(Dataset entries)

----

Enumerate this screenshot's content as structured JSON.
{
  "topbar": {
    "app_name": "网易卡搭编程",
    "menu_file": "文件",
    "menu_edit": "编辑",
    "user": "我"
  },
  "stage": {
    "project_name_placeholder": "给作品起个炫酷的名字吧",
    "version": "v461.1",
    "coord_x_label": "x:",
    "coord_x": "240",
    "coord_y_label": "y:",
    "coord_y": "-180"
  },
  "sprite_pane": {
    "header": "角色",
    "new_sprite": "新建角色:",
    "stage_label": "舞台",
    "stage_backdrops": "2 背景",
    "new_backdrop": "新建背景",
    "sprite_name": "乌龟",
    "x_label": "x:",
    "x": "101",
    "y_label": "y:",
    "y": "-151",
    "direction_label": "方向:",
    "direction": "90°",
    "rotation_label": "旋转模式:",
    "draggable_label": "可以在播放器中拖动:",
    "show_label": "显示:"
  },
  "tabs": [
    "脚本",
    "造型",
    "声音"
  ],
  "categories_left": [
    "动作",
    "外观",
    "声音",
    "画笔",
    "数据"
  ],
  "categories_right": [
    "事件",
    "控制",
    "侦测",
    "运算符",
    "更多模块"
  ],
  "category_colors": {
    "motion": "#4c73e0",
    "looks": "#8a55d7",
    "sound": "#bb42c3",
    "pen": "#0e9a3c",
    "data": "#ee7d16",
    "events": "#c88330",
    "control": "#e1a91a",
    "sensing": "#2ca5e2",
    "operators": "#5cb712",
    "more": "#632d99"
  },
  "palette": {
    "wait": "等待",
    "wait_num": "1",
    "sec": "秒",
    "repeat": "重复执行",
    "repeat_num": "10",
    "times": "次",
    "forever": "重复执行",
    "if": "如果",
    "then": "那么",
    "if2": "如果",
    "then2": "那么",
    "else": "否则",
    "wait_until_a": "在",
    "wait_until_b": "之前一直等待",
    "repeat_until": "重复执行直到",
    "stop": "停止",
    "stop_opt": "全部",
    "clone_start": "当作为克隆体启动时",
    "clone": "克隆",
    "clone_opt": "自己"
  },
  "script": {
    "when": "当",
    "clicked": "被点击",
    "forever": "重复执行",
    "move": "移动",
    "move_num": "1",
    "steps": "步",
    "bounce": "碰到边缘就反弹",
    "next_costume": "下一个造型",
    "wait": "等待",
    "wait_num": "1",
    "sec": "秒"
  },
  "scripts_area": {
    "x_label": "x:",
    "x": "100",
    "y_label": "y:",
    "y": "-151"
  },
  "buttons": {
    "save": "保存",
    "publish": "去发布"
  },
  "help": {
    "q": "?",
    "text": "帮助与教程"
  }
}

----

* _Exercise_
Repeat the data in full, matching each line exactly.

* _Written response_
Enumerate this screenshot's content as structured JSON.
{
  "topbar": {
    "app_name": "网易卡搭编程",
    "menu_file": "文件",
    "menu_edit": "编辑",
    "user": "我"
  },
  "stage": {
    "project_name_placeholder": "给作品起个炫酷的名字吧",
    "version": "v461.1",
    "coord_x_label": "x:",
    "coord_x": "240",
    "coord_y_label": "y:",
    "coord_y": "-180"
  },
  "sprite_pane": {
    "header": "角色",
    "new_sprite": "新建角色:",
    "stage_label": "舞台",
    "stage_backdrops": "2 背景",
    "new_backdrop": "新建背景",
    "sprite_name": "乌龟",
    "x_label": "x:",
    "x": "101",
    "y_label": "y:",
    "y": "-151",
    "direction_label": "方向:",
    "direction": "90°",
    "rotation_label": "旋转模式:",
    "draggable_label": "可以在播放器中拖动:",
    "show_label": "显示:"
  },
  "tabs": [
    "脚本",
    "造型",
    "声音"
  ],
  "categories_left": [
    "动作",
    "外观",
    "声音",
    "画笔",
    "数据"
  ],
  "categories_right": [
    "事件",
    "控制",
    "侦测",
    "运算符",
    "更多模块"
  ],
  "category_colors": {
    "motion": "#4c73e0",
    "looks": "#8a55d7",
    "sound": "#bb42c3",
    "pen": "#0e9a3c",
    "data": "#ee7d16",
    "events": "#c88330",
    "control": "#e1a91a",
    "sensing": "#2ca5e2",
    "operators": "#5cb712",
    "more": "#632d99"
  },
  "palette": {
    "wait": "等待",
    "wait_num": "1",
    "sec": "秒",
    "repeat": "重复执行",
    "repeat_num": "10",
    "times": "次",
    "forever": "重复执行",
    "if": "如果",
    "then": "那么",
    "if2": "如果",
    "then2": "那么",
    "else": "否则",
    "wait_until_a": "在",
    "wait_until_b": "之前一直等待",
    "repeat_until": "重复执行直到",
    "stop": "停止",
    "stop_opt": "全部",
    "clone_start": "当作为克隆体启动时",
    "clone": "克隆",
    "clone_opt": "自己"
  },
  "script": {
    "when": "当",
    "clicked": "被点击",
    "forever": "重复执行",
    "move": "移动",
    "move_num": "1",
    "steps": "步",
    "bounce": "碰到边缘就反弹",
    "next_costume": "下一个造型",
    "wait": "等待",
    "wait_num": "1",
    "sec": "秒"
  },
  "scripts_area": {
    "x_label": "x:",
    "x": "100",
    "y_label": "y:",
    "y": "-151"
  },
  "buttons": {
    "save": "保存",
    "publish": "去发布"
  },
  "help": {
    "q": "?",
    "text": "帮助与教程"
  }
}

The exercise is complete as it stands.